The Securities and Exchange Commission and the Commodity Futures Trading Commission are considering additional rules to address the problems that bedeviled exchange-traded-fund providers during the May 6 “flash crash.”
On that day, the Dow Jones Industrial Average dropped 1,000 points — with hundreds of stocks briefly trading at close to zero — before quickly rebounding. More than two-thirds of the trades canceled that day involved ETFs, causing regulators to investigate their role in the event.
In the wake of the crash, the SEC and the CFTC set up a joint task force to investigate the causes.
In June, the SEC approved rules that require the exchanges and the Financial Industry Regulatory Authority Inc. to halt trading in S&P 500 index stocks when they experience a 10% change in price during a five-minute period. The SEC is seeking comment about whether that program should be expanded to include all stocks listed in the Russell 1000 Index, as well as 344 specified ETFs.

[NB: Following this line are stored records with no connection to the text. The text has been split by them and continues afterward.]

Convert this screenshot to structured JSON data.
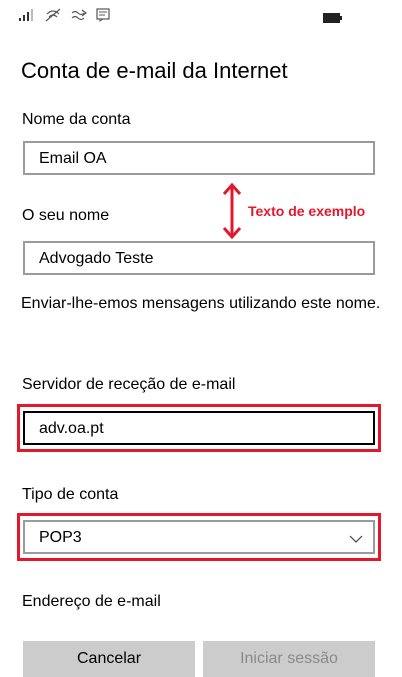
{
  "status_bar": {
    "icons": [
      "signal-icon",
      "wifi-icon",
      "sync-icon",
      "message-icon",
      "battery-icon"
    ]
  },
  "page": {
    "title": "Conta de e-mail da Internet"
  },
  "form": {
    "account_name": {
      "label": "Nome da conta",
      "value": "Email OA"
    },
    "your_name": {
      "label": "O seu nome",
      "value": "Advogado Teste",
      "helper": "Enviar-lhe-emos mensagens utilizando este nome."
    },
    "incoming_server": {
      "label": "Servidor de receção de e-mail",
      "value": "adv.oa.pt"
    },
    "account_type": {
      "label": "Tipo de conta",
      "selected": "POP3"
    },
    "email_address": {
      "label": "Endereço de e-mail"
    }
  },
  "annotation": {
    "text": "Texto de exemplo",
    "color": "#e3182d"
  },
  "buttons": {
    "cancel": "Cancelar",
    "sign_in": "Iniciar sessão"
  }
}
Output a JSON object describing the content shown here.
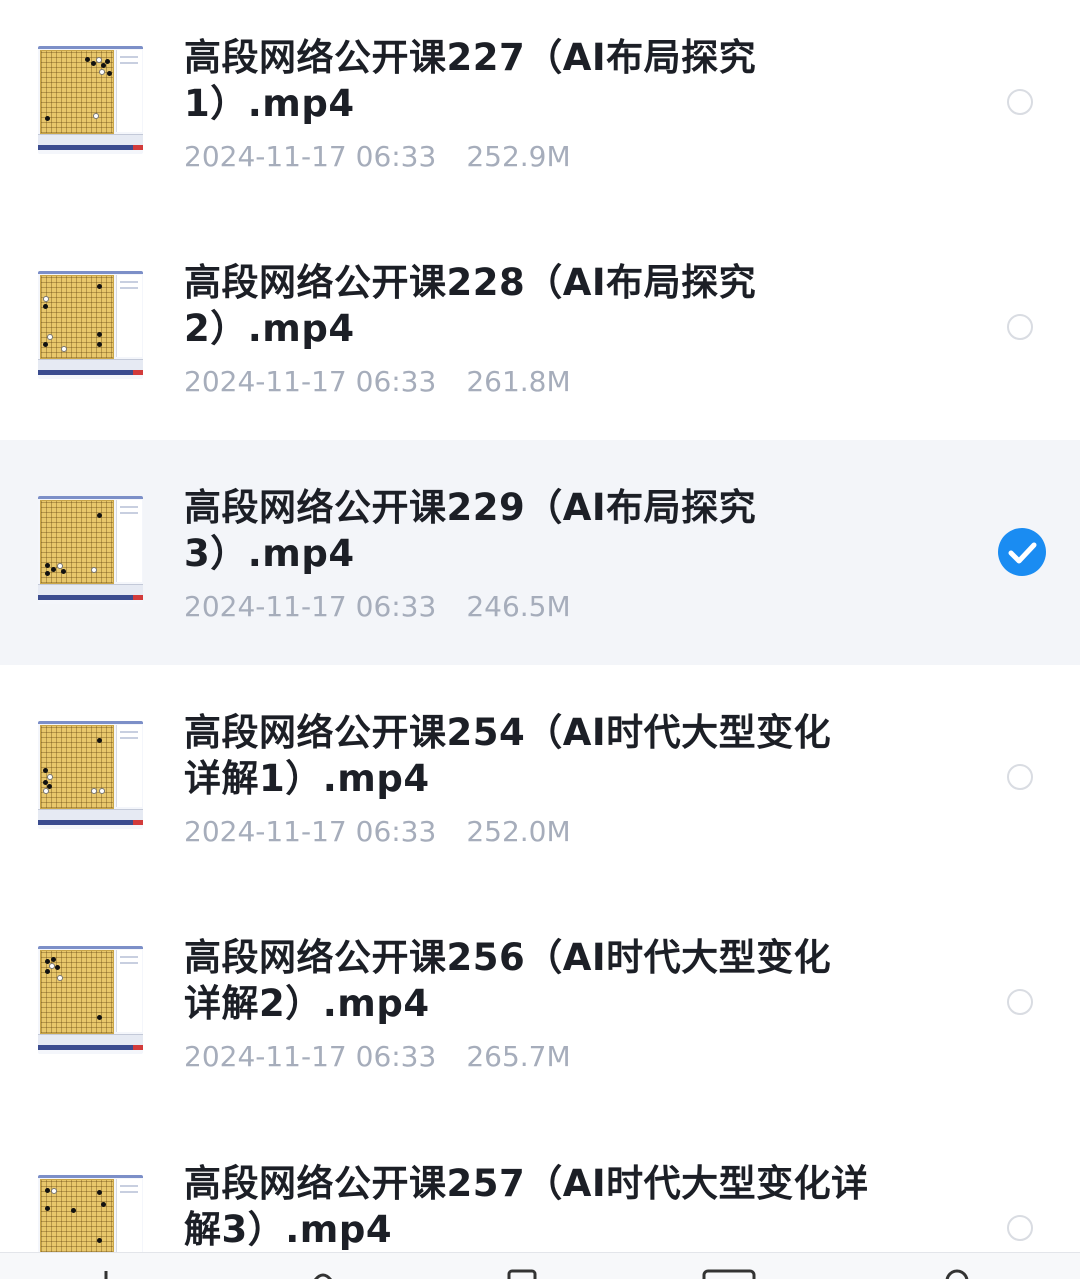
{
  "files": [
    {
      "title_line1": "高段网络公开课227（AI布局探究",
      "title_line2": "1）.mp4",
      "date": "2024-11-17 06:33",
      "size": "252.9M",
      "selected": false
    },
    {
      "title_line1": "高段网络公开课228（AI布局探究",
      "title_line2": "2）.mp4",
      "date": "2024-11-17 06:33",
      "size": "261.8M",
      "selected": false
    },
    {
      "title_line1": "高段网络公开课229（AI布局探究",
      "title_line2": "3）.mp4",
      "date": "2024-11-17 06:33",
      "size": "246.5M",
      "selected": true
    },
    {
      "title_line1": "高段网络公开课254（AI时代大型变化",
      "title_line2": "详解1）.mp4",
      "date": "2024-11-17 06:33",
      "size": "252.0M",
      "selected": false
    },
    {
      "title_line1": "高段网络公开课256（AI时代大型变化",
      "title_line2": "详解2）.mp4",
      "date": "2024-11-17 06:33",
      "size": "265.7M",
      "selected": false
    },
    {
      "title_line1": "高段网络公开课257（AI时代大型变化详",
      "title_line2": "解3）.mp4",
      "date": "",
      "size": "",
      "selected": false
    }
  ],
  "icons": {
    "thumbnail": "video-thumbnail-go-board-icon",
    "unselected": "radio-unchecked-icon",
    "selected": "checkmark-circle-icon"
  },
  "colors": {
    "accent": "#1a8cf2",
    "selected_row_bg": "#f3f5f9",
    "title_text": "#1c1f26",
    "meta_text": "#a6adbb"
  }
}
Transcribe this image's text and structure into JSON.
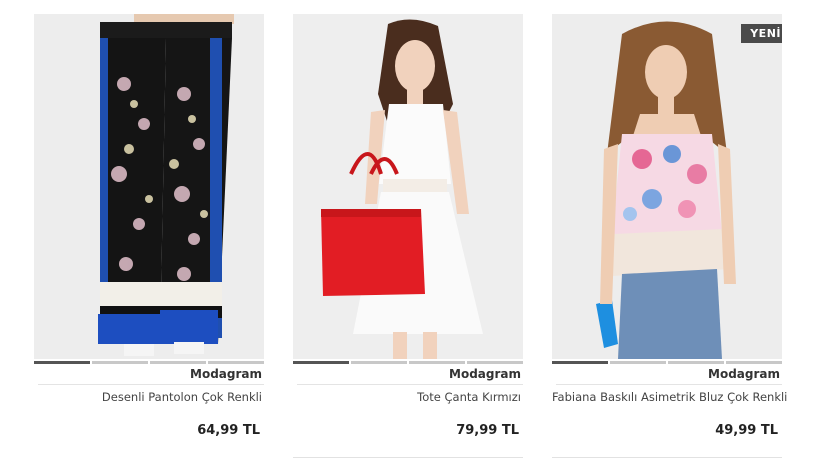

The task force held a panel discussion today with ETF providers and industry experts on whether it needs to issue additional rules to address trading mechanisms that may have contributed to the May 6 crash.
“We are considering, as well, whether other steps are appropriate to reduce the risk of sudden disruptions and clearly erroneous trades, including deterring or prohibiting the use of ‘stub' quotes by market makers,” Mary Schapiro, chairman of the SEC, said in opening commentary at the meeting this morning.
“And we are studying the impact of trading protocols at individual exchanges, including the use of trading pauses, price collars and self-help rules. Finally, we are looking closely at other mechanisms that may contribute to a more stable market, such as instituting limit up/limit down mechanisms,” Ms. Schapiro said.
The SEC also is reviewing comments on another proposed rule it issued in the wake of the flash crash that is designed to set clear standards on when clearly erroneous trades can be broken, she said.
The task force expects to publish a report on its recommendations and findings next month, Gary Gensler, chairman of the CFTC, said in opening comments at the meeting.